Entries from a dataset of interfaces
━━━━━━━━━━━━━━━━━━━━━━━━━━━━━━
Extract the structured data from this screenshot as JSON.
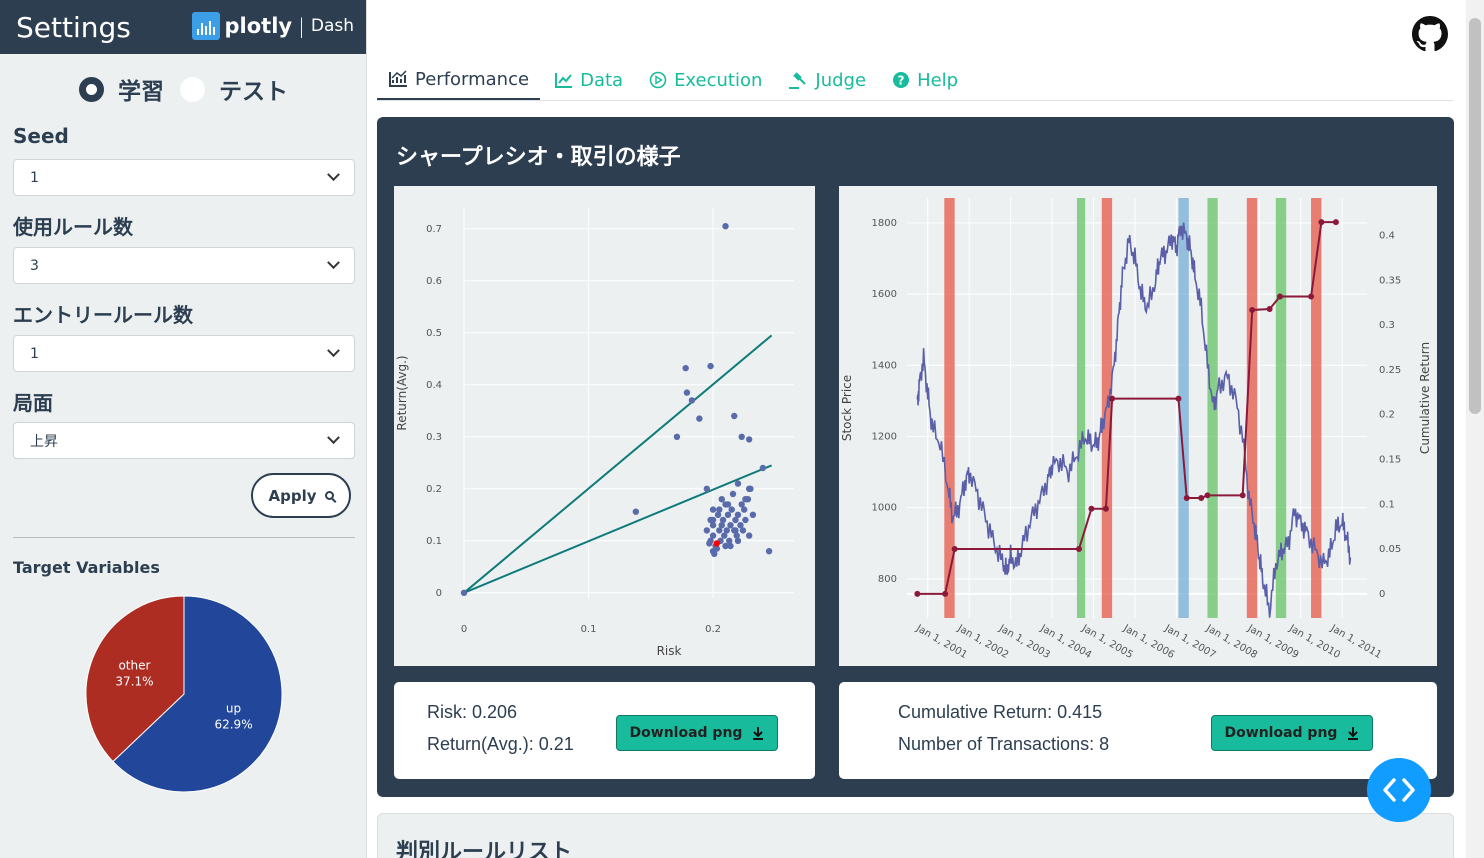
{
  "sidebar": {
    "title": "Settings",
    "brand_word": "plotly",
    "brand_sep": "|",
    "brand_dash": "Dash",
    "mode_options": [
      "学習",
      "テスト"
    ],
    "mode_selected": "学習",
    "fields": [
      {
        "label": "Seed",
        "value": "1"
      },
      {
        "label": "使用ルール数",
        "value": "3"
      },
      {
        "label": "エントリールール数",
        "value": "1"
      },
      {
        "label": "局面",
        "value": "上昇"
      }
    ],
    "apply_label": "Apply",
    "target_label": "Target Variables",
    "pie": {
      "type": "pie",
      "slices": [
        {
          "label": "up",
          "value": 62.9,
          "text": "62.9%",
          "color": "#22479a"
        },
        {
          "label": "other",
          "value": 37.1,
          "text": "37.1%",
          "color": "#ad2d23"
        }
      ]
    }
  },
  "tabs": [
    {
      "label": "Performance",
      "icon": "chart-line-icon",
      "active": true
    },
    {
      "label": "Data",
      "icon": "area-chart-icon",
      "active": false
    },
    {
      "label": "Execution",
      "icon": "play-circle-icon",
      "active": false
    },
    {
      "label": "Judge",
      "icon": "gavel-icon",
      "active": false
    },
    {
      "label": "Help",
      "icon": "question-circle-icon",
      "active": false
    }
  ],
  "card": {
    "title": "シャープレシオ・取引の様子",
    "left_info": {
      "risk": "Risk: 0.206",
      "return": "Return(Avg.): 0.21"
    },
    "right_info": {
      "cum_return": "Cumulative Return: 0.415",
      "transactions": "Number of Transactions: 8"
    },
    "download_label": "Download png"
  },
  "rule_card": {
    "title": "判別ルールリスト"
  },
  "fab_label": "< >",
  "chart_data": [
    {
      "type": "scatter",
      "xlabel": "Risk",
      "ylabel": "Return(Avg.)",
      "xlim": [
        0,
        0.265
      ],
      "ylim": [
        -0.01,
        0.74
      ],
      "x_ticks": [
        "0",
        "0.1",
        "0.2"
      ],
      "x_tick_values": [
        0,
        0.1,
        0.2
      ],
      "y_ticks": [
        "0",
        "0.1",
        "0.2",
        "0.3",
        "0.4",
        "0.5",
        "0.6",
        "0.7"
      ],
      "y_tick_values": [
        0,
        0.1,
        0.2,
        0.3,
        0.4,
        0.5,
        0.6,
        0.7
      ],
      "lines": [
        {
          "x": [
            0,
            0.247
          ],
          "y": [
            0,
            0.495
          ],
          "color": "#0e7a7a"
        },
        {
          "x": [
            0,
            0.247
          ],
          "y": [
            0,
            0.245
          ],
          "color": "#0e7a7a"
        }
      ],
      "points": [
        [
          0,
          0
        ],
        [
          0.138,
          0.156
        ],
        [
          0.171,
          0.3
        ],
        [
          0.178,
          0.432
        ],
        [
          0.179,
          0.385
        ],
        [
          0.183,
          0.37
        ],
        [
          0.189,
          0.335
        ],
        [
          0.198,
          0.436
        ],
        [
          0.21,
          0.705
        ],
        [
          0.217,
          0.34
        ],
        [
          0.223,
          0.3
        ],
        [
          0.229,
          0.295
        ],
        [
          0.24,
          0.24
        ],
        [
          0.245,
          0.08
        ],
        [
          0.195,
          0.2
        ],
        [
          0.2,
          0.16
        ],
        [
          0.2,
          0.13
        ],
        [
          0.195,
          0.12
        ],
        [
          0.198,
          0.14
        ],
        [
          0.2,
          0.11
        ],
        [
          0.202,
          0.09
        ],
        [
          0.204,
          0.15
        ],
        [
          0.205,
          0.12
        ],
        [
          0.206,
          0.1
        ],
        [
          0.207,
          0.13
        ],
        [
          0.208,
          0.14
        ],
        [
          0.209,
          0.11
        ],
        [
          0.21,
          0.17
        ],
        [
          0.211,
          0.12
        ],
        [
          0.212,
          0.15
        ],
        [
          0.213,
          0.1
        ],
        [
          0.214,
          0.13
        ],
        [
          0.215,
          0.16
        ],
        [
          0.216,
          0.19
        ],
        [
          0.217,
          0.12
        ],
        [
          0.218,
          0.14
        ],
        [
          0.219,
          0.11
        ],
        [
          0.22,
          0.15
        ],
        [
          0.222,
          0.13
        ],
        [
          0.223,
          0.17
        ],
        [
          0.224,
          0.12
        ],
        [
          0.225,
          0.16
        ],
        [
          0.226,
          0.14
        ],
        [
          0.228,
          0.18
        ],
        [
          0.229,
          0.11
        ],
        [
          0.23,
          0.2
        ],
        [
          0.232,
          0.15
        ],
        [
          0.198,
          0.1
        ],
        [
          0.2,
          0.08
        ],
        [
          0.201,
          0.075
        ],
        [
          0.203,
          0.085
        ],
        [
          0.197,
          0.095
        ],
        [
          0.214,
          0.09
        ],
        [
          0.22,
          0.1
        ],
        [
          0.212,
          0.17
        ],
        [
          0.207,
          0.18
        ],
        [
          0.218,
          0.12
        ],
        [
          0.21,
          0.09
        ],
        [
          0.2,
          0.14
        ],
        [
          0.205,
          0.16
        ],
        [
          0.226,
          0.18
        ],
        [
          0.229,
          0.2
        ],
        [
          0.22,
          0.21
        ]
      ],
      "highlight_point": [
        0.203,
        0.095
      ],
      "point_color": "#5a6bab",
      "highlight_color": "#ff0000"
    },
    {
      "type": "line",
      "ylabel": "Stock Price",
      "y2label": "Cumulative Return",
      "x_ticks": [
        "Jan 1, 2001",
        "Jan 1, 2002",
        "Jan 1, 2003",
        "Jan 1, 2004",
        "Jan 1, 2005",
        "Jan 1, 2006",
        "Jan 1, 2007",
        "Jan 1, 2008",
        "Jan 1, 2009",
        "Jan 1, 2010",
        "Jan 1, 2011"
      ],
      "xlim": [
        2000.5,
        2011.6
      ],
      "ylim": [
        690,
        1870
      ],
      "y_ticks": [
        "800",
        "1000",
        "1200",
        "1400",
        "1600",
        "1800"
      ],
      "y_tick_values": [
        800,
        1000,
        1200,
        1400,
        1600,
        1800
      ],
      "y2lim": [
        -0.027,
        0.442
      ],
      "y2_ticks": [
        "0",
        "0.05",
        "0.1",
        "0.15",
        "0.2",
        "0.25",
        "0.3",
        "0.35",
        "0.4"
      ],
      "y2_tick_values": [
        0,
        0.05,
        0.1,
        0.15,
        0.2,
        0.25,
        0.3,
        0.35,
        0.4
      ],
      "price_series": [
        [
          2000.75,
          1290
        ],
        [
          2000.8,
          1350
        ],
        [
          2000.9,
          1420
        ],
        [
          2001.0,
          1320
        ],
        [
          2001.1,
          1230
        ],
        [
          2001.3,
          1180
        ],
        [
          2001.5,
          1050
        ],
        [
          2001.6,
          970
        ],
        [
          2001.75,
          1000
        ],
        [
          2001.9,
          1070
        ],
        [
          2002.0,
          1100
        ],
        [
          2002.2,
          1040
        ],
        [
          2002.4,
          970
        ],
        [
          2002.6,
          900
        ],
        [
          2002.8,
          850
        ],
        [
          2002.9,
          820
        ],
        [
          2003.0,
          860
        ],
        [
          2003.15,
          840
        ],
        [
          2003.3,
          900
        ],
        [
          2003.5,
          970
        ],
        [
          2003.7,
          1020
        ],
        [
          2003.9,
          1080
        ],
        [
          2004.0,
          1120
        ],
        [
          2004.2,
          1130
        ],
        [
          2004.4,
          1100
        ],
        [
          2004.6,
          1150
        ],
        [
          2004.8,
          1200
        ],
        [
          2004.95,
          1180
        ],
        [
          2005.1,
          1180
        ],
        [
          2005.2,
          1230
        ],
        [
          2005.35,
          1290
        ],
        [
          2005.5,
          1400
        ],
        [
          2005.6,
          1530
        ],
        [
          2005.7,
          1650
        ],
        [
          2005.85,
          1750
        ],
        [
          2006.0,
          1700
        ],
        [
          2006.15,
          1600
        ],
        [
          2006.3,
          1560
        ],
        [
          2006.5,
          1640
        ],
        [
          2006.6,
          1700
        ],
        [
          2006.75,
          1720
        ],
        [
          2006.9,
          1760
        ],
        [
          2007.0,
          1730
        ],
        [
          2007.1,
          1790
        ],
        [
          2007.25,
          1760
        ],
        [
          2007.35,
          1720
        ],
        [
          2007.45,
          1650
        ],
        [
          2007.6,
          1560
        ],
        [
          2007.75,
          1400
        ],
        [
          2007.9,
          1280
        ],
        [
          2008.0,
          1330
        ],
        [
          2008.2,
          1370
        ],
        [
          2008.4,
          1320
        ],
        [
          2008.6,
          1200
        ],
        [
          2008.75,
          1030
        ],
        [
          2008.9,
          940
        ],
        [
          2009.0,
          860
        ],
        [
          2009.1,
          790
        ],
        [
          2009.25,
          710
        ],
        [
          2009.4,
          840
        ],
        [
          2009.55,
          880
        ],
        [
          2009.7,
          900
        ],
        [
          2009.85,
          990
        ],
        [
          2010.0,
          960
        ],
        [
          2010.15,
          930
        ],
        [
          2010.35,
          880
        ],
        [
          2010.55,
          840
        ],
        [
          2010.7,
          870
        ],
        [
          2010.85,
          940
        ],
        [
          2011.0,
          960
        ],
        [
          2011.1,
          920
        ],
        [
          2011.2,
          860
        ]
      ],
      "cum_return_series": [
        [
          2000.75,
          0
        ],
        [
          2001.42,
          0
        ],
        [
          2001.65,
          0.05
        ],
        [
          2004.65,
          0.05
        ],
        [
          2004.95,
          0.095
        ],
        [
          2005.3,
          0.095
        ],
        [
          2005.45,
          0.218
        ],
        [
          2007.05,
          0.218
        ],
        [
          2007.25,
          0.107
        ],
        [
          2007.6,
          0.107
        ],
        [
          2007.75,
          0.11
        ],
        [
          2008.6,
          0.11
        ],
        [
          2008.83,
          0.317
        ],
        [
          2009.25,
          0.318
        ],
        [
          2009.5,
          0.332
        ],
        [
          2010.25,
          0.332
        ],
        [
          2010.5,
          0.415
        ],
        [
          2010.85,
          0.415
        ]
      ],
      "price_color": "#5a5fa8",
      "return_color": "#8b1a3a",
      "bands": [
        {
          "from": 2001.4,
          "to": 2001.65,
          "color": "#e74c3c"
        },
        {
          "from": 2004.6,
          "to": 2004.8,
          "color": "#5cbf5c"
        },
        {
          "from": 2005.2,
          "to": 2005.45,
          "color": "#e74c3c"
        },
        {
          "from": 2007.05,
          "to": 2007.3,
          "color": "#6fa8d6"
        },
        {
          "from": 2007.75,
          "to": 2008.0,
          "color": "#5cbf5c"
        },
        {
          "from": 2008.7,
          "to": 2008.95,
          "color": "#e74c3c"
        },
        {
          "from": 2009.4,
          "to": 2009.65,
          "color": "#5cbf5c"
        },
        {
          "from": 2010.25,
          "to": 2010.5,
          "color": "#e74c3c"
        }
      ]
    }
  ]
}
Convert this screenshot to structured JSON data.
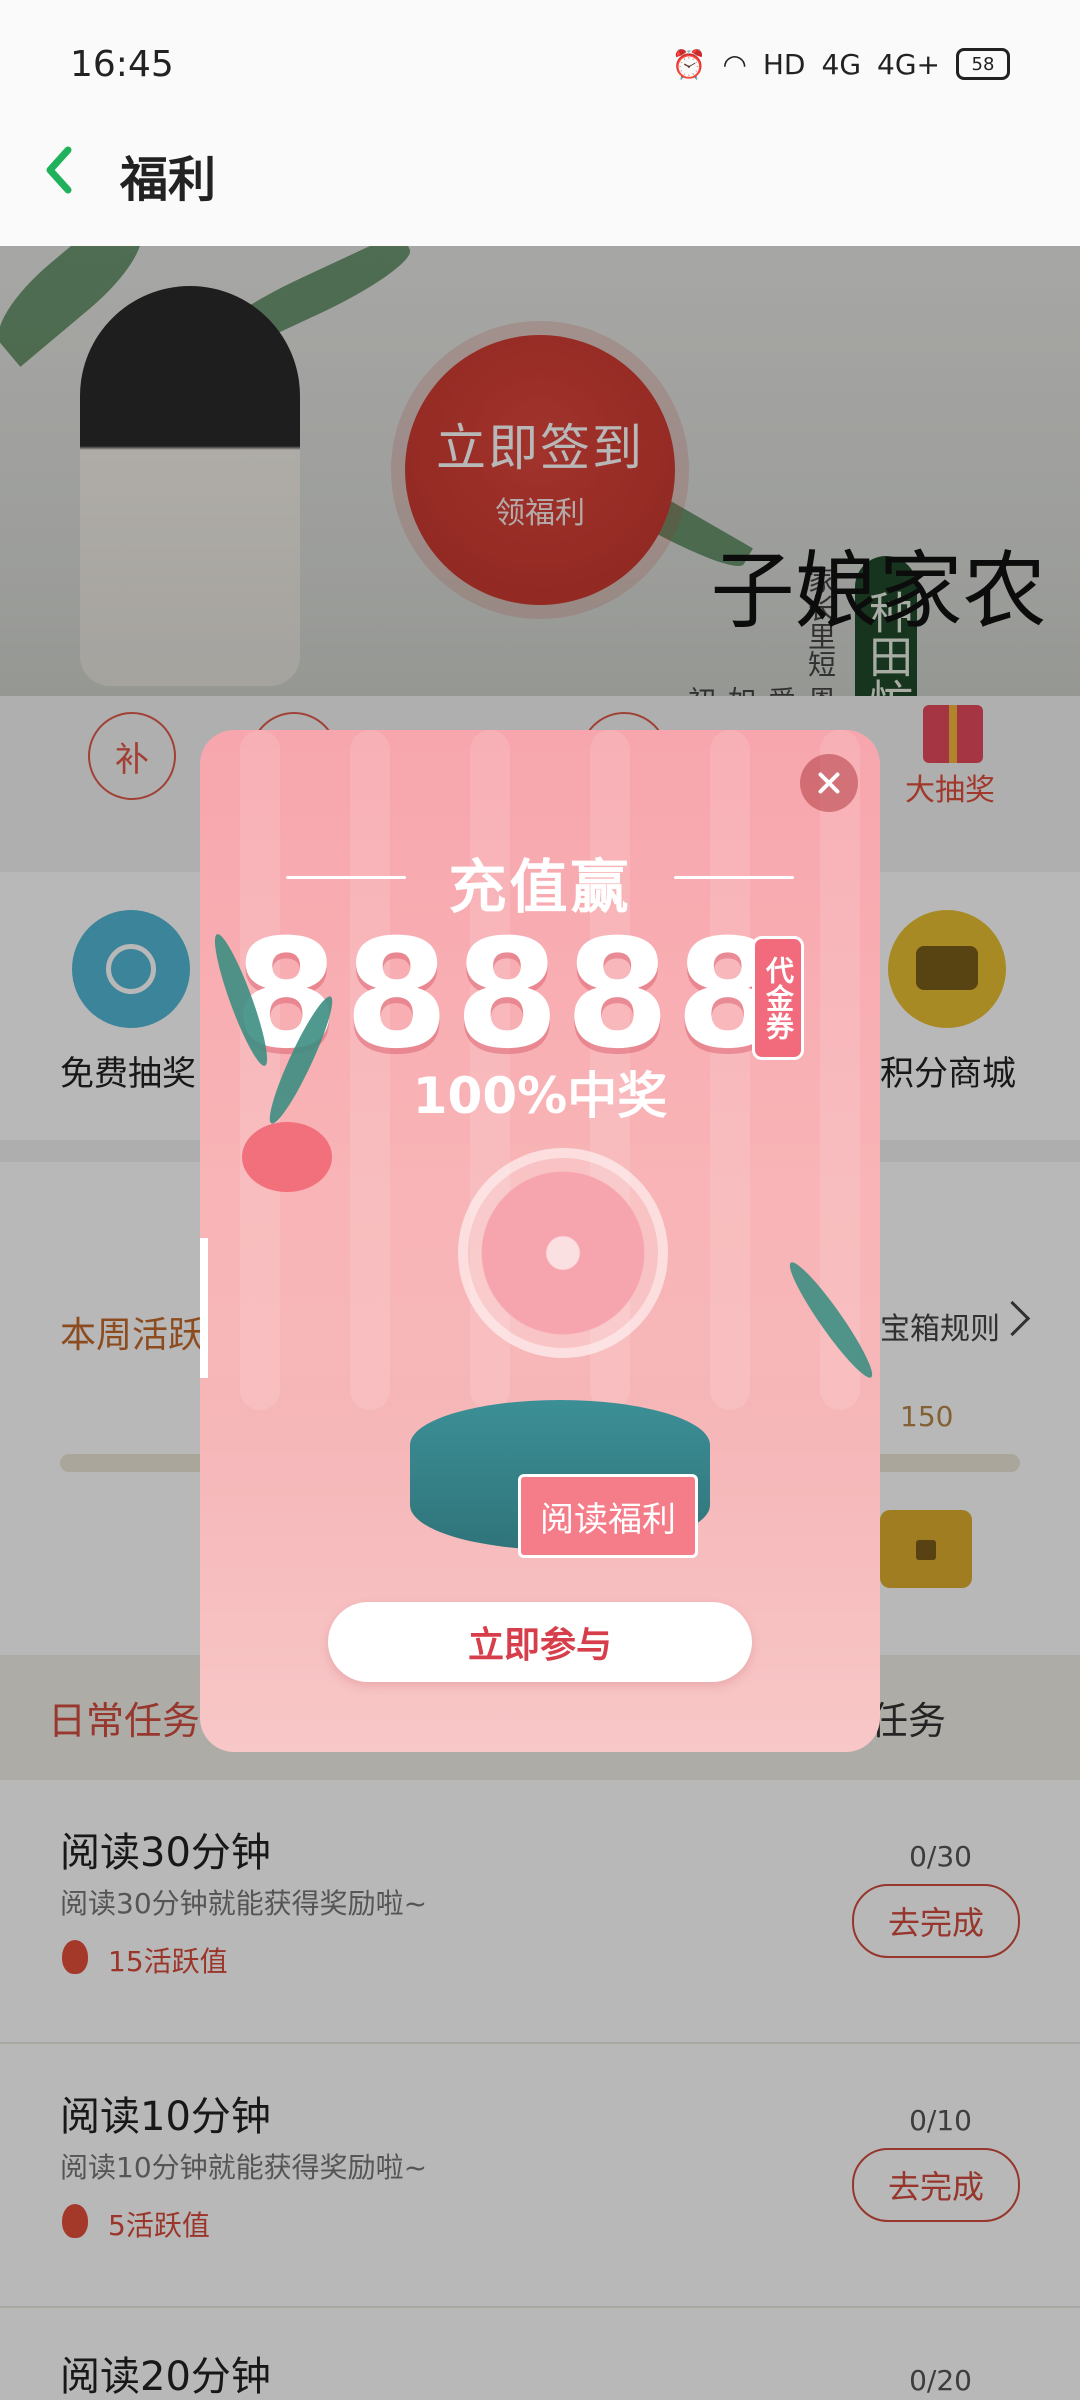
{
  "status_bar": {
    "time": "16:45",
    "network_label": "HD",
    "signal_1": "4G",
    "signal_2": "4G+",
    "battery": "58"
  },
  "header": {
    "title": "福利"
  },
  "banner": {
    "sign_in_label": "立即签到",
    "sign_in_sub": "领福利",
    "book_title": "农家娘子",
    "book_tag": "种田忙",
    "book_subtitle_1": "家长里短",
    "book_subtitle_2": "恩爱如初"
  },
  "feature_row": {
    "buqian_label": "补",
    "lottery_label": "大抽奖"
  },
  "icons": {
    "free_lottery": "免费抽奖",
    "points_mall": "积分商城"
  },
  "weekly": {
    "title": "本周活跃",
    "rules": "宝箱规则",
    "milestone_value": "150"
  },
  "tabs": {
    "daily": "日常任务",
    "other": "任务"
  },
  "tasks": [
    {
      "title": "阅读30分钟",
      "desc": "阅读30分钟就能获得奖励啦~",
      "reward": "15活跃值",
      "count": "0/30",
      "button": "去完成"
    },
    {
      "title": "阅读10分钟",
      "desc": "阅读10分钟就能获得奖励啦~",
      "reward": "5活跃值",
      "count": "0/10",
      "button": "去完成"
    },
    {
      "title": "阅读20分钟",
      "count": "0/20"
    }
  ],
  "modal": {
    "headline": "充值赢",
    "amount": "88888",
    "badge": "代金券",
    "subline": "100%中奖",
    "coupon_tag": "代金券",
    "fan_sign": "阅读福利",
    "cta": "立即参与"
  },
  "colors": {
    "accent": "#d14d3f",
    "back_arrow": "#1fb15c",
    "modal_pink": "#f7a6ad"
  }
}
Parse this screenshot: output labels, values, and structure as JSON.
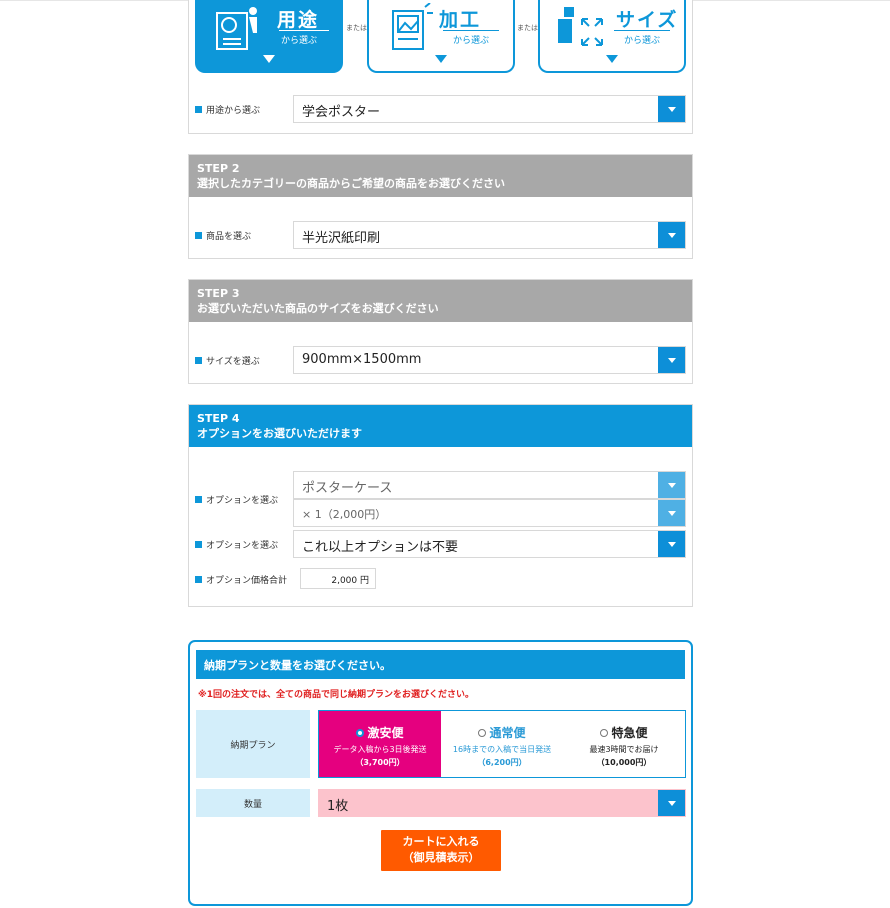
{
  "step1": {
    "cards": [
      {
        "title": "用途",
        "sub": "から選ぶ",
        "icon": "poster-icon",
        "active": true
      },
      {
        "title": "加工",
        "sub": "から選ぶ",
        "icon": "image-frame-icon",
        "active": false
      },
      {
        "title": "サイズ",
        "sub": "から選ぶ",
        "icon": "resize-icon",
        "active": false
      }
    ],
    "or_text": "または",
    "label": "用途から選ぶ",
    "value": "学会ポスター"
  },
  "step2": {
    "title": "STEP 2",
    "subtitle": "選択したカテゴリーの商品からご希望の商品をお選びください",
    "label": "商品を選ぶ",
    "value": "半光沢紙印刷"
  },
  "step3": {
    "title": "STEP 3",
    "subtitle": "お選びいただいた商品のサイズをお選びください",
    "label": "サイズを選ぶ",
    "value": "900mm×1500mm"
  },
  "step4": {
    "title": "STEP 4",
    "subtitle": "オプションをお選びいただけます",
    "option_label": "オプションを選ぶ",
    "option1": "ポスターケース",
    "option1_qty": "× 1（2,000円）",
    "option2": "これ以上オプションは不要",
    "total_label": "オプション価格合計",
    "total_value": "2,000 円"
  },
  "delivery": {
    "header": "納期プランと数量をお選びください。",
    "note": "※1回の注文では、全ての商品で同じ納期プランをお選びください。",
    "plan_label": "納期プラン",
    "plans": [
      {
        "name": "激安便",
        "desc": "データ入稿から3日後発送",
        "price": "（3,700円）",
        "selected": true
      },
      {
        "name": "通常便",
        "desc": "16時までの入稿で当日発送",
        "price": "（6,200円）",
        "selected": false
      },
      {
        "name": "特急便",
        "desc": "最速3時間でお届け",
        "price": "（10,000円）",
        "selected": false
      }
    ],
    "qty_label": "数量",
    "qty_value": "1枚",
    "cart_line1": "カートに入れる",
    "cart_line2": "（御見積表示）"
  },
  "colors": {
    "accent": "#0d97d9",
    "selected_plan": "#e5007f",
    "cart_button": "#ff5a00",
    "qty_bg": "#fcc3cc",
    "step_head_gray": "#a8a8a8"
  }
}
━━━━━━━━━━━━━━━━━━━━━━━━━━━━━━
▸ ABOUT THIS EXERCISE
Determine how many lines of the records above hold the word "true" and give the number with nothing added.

▸ REPLY
3